Vegan Pumpkin Buckwheat Pancakes
(Yields 35-40 silver dollar pancakes, enough for one breakfast and a small snack for our family)
3 cups buckwheat flour
3 tsp baking powder
1 tsp salt
1 tsp ginger
1 tsp nutmeg
1/2 tsp allspice
2 cups pumpkin puree (or one  15-oz can plus a few Tbsp milk)
2 tsp vanilla extract
2 Tbsp maple syrup
3 cups nondairy milk of your choice
Oil for griddle

In a large bowl combine all the dry ingredients.  In another bowl combine the wet ingredients.  Stir the wet ingredients into the dry ingredients until well blended.

Heat your griddle or cast iron skillet over medium heat.  Brush with oil.

Pour pancakes onto hot griddle.  John does want me to warn you that both buckwheat pancake recipes have thicker batter than you’re used to using for pancakes.  Just make them silver dollar size (about 3 inches in diameter) and spread them quickly using a ladle or small measuring cup.

When the pancakes bubble around the edges, flip and complete the cooking on the other side.

Serve with maple syrup and enjoy.
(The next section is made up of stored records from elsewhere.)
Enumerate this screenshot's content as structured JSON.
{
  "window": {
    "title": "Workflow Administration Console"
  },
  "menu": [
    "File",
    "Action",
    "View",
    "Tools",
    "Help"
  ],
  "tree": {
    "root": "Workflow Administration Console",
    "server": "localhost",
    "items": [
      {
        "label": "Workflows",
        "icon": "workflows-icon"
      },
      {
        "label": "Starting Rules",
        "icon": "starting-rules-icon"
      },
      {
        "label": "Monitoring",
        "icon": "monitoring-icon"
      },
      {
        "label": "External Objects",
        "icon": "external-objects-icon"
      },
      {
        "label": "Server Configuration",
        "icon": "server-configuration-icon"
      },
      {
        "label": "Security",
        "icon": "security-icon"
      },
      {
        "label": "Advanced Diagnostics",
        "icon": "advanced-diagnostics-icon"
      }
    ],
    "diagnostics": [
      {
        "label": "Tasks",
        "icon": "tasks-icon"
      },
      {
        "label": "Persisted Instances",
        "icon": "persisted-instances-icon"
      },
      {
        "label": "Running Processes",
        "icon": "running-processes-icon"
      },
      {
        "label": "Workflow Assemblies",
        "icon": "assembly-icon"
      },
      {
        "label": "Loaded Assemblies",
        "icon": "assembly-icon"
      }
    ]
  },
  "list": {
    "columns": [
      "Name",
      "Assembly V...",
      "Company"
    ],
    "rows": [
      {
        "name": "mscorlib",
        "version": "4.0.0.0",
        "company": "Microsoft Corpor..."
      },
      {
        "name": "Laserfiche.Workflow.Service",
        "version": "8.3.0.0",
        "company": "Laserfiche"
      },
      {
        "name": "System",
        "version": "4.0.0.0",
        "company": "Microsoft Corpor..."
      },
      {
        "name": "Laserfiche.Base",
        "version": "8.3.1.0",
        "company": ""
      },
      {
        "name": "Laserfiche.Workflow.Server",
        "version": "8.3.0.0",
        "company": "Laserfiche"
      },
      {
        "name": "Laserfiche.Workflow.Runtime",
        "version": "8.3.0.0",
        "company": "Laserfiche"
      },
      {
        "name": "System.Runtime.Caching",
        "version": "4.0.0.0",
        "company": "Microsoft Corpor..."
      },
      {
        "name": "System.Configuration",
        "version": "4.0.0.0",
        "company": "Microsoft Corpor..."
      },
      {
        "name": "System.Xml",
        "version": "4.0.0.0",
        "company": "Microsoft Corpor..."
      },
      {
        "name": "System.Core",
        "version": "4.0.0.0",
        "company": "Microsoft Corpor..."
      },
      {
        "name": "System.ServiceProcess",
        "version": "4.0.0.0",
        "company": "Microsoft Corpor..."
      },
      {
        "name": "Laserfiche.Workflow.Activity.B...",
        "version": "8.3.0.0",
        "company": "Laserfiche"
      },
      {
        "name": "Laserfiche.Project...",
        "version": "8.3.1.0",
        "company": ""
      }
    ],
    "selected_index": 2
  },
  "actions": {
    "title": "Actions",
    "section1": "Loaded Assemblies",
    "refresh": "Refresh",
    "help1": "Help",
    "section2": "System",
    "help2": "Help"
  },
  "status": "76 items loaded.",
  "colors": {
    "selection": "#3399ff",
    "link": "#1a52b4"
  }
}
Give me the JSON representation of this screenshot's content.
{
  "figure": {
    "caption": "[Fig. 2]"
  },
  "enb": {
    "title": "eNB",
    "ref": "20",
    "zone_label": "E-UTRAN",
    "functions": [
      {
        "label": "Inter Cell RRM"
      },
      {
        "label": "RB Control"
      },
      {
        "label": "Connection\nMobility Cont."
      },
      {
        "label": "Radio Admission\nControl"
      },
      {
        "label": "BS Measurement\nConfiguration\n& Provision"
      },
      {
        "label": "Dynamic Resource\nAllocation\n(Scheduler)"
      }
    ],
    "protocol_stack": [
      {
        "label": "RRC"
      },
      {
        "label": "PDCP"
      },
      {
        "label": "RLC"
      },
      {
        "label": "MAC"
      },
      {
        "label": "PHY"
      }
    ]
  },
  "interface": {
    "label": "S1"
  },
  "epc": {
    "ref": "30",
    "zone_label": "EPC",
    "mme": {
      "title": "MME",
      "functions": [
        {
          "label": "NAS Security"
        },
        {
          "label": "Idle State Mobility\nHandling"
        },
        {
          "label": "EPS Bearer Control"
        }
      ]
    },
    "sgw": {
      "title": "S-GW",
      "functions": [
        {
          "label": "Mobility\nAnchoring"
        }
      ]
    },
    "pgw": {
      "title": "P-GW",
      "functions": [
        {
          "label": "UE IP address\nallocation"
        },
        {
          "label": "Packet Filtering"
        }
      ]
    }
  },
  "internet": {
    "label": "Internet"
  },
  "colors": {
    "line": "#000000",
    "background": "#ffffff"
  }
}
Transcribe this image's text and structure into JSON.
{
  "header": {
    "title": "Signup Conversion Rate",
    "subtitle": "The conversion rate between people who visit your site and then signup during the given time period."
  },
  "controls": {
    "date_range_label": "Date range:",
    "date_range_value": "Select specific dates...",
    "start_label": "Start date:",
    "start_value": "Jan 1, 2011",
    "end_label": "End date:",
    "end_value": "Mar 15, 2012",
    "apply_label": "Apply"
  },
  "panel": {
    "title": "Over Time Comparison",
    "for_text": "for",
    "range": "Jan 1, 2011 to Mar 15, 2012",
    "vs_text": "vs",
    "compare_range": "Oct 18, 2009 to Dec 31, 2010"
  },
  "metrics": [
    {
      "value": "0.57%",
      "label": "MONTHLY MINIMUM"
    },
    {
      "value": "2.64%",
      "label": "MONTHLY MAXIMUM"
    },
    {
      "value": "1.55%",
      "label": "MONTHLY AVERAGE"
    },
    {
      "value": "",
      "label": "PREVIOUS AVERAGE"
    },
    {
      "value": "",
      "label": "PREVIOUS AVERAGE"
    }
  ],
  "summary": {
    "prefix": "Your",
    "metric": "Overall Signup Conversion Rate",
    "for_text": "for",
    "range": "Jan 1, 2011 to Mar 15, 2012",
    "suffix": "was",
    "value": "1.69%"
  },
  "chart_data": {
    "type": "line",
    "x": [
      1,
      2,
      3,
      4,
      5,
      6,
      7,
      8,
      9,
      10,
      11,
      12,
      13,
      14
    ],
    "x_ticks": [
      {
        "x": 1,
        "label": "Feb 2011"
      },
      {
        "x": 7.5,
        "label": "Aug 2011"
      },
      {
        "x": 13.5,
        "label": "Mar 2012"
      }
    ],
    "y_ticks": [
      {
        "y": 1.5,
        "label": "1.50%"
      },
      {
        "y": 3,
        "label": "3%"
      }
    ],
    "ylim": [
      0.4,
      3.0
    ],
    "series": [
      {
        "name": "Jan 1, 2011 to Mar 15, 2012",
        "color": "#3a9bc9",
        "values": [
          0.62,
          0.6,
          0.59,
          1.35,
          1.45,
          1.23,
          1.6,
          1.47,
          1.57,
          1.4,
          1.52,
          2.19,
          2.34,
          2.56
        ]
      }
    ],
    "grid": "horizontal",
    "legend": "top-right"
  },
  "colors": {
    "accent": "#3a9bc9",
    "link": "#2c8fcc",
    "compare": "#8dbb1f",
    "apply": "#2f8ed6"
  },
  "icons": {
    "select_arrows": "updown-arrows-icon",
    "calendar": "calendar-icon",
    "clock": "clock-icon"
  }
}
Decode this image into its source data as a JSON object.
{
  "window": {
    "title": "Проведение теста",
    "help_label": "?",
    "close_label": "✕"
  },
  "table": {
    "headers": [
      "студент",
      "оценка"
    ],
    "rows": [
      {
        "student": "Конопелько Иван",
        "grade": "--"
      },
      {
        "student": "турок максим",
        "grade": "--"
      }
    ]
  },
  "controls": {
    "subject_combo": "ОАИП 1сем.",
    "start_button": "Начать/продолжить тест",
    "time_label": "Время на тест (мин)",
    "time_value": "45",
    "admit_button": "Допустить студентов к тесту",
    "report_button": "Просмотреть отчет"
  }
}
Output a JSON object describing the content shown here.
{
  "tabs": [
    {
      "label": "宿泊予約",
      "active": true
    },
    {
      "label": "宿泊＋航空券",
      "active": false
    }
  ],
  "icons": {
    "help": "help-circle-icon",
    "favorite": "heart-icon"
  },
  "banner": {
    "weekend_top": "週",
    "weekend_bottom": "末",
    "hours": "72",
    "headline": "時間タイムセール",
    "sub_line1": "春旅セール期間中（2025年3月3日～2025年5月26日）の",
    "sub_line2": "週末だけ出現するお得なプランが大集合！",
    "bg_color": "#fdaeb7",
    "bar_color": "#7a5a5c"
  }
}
You can serve with eggs, bacon, sausage, and or sauteed veggies, but then breakfast might not be vegan anymore.